I was reading HuffingtonPost yesterday and came across this article on Type A personalities. I laughed and shared it with my friends because it was so like me (except the fatalism part, I tend not to obsess over nightmare scenarios and am an eternal optimist). But I do embody many Type A and perfectionist qualities, such as impatience, stubbornness, and frequent multitasking. And, as you'll learn in some of my upcoming posts, I am a ruthless time and task manager.
I struggle to think of my days with any perspective other than a race to conquer my never-ending to-do list. However, just like Sisyphus and his rock, the tasks keep mounting and I keep plowing through them. On a Monday, I challenge myself to check off as many tasks as possible to add a buffer to the remainder of my week. I recycle emails in an effort to write something well once and reuse it. On a weekend, I try to defy the space-time continuum, dropping off a donation to Savers (and shopping a little), sailing through the grocery store, then getting back in time for the plumber to install the garbage disposal.

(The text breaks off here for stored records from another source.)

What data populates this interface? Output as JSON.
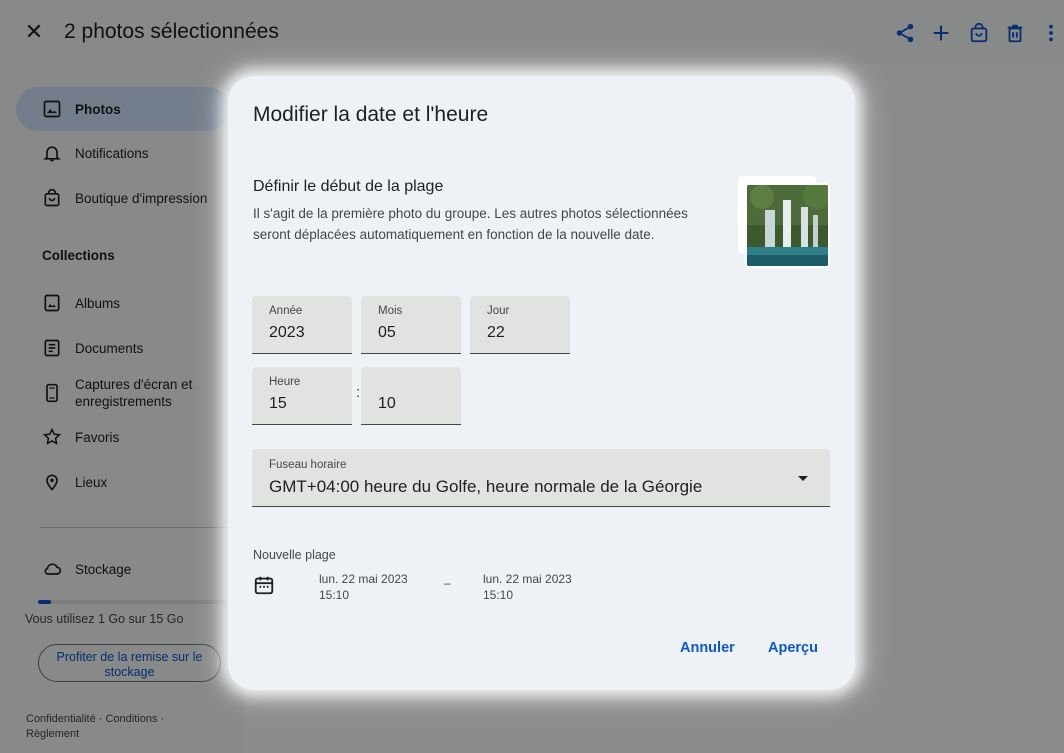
{
  "topbar": {
    "close_icon": "close-icon",
    "selection_title": "2 photos sélectionnées",
    "actions": [
      "share-icon",
      "add-icon",
      "print-shop-icon",
      "delete-icon",
      "more-vert-icon"
    ]
  },
  "sidebar": {
    "items": [
      {
        "label": "Photos",
        "icon": "photo-icon",
        "active": true
      },
      {
        "label": "Notifications",
        "icon": "bell-icon"
      },
      {
        "label": "Boutique d'impression",
        "icon": "shopping-bag-icon"
      }
    ],
    "collections_title": "Collections",
    "collections": [
      {
        "label": "Albums",
        "icon": "album-icon"
      },
      {
        "label": "Documents",
        "icon": "document-icon"
      },
      {
        "label": "Captures d'écran et enregistrements",
        "icon": "screenshot-icon"
      },
      {
        "label": "Favoris",
        "icon": "star-icon"
      },
      {
        "label": "Lieux",
        "icon": "location-icon"
      }
    ],
    "storage": {
      "label": "Stockage",
      "icon": "cloud-icon",
      "usage_text": "Vous utilisez 1 Go sur 15 Go",
      "used_fraction": 0.067,
      "promo_button": "Profiter de la remise sur le stockage"
    },
    "footer": "Confidentialité · Conditions · Règlement"
  },
  "dialog": {
    "title": "Modifier la date et l'heure",
    "subtitle": "Définir le début de la plage",
    "description": "Il s'agit de la première photo du groupe. Les autres photos sélectionnées seront déplacées automatiquement en fonction de la nouvelle date.",
    "fields": {
      "year": {
        "label": "Année",
        "value": "2023"
      },
      "month": {
        "label": "Mois",
        "value": "05"
      },
      "day": {
        "label": "Jour",
        "value": "22"
      },
      "hour": {
        "label": "Heure",
        "value": "15"
      },
      "separator": ":",
      "minute": {
        "value": "10"
      }
    },
    "timezone": {
      "label": "Fuseau horaire",
      "value": "GMT+04:00 heure du Golfe, heure normale de la Géorgie"
    },
    "new_range": {
      "label": "Nouvelle plage",
      "start_date": "lun. 22 mai 2023",
      "start_time": "15:10",
      "dash": "–",
      "end_date": "lun. 22 mai 2023",
      "end_time": "15:10"
    },
    "buttons": {
      "cancel": "Annuler",
      "preview": "Aperçu"
    }
  },
  "colors": {
    "accent": "#0b57d0",
    "active_nav": "#d3e3fd",
    "dialog_bg": "#eef2f7",
    "field_bg": "#e1e3e1"
  }
}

In an effort to break out of my habits, I did 2 things differently this week. At work, when I would have used a boilerplate email to get updates from 7 colleagues on the same project, I paused. I pictured each colleague at his desk in Atlanta, London, Milan, Bellevue, Baton Rouge, Herzliya, and Paris. I crafted each message to what I knew about the person, and tried to cater each message to that person in that moment. It took a little longer, sure, but I was more satisfied with the result. I had made a human connection, not just checked off a box.
The second came when I had the pleasure of a quiet lunch out by myself. Normally I come armed with a book and my iPhone, eager to immerse myself in another world. On this day, however, I sat quietly, savoring the food, noticing its temperature, consistency, flavor. I sipped chai tea and enjoyed the navaratan korma. I reacted to the music, favoring the Bollywood hits to the traditional style Indian music. I imagined the conversations of the friends seated 2 tables away, and invented stories about the life of the other sole patron. I had a few moments where I wanted to reach for my phone and scan my Facebook or Twitter feeds, but I resisted. And breathed.
Am I going to become a laid-back, relaxed, go with the flow type of person? Never in a million years; it defies my identity. But more and more, I am learning to enjoy small pleasures such as a genuine email thank you from a colleague. Or sitting quietly with my thoughts rather than worry about what else I want to accomplish that day. My worth and contributions are so much more than a series of checked-off boxes.